“Not in Kowloon you can’t.” Countered Yong, who had only been arguing for her title to be acknowledged and nothing more. She had already considered that Akira’s mind still lingered on her brief window of carelessness. She didn’t want to touch upon it. Her respect for that tenacity had only been held /because/ the girl was a friend of her uncle’s guest—a friend of a friend, of sorts. While she had been kind, she also didn’t wish to babysit.

Which she already had been for the past two hours while watching over the previously unconscious Akira, who had been clocked by a chain.

“While you were dreaming, you almost looked like a princess. I could even say I was jealous of you.”

Akira perked up after hearing such a blatant tease. Her hands slammed on the table, and she yelled back with mounting frustration, “You were glaring too hard, then!”

Yong leaned back in her chair, kicking her feet up against the table. She was comfortable. Bantering killed time while she waited for her uncle to return and settle things for the lost Japanese girl in her custody. “Who says looking over you was all I did?” She had patched her faint gashes after extensive disinfectant had been applied, assuring a full body recovery.

“...What’s that supposed to imply?”

“You’re smarter than that.”

Akira leaned closer, leaving a boot in the chair behind her. She could almost leap and bite a chunk of Yong’s face off. Yong, ready for any sign of violent outburst, had her throwing-coins at the ready. She wasn’t worried. Her eyes, in fact, went thin, an obvious dare.

“I didn’t ask you to help me. I only just learned your name—which I also didn’t ask for.” Akira was teetering on reckless impatience. “So why should I bother staying here as /you/ request? You’re doing nothing now but pissing me off.”

Yong split her legs and rested her soles flat to the floor, enabling herself chance to lean in just as Akira had. Another abrupt jerk, and they very well could headbutt one another. “It’s for your safety, ‘Ojou-chan’.”

“Cut the crap.”

“I love you.”

“What?!”

“Just take it easy.” Yong wasn’t a good joker. Her overbearing frowns never helped her case. She eased back into her seat, and Akira did the same with a huff, both girls folding their arms.

A minute of silence came and went.

Akira couldn’t stop glaring.

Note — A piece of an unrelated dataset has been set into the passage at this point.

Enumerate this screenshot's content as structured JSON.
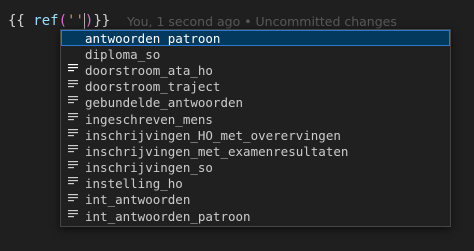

Yong had since closed her eyes, thinking over the events that led to their hiding out.

“Where’s my bike?”

“You totaled it, remember?”

“Not what I asked.”

“Who’s to say: it’s probably been torn apart for scrap by now.”

“So you went and half-assed your rescue?”

“I only had my eyes on your firm ass.”

Akira slammed her hands on the table again, that time tipping it off of its legs for all of a second; it slammed hard. The shrill echo pounded through the scant, dusty ventilation.

“You’re /not/ funny!”

“On the contrary—I think I am,” Yong sighed, “for ever believing I could hide a biker princess and expect some sense of peace.”

Akira’s face softened, but her distaste could still so clearly be read.

It wouldn’t matter. Her outburst alerted skulking punks to their presence; those from the mainland were persistent. Yong knew it well. She had already been counting the amount of coins she had left on her person, and calculated the few escape routes she could drag Akira along. Their comfort was short-lived.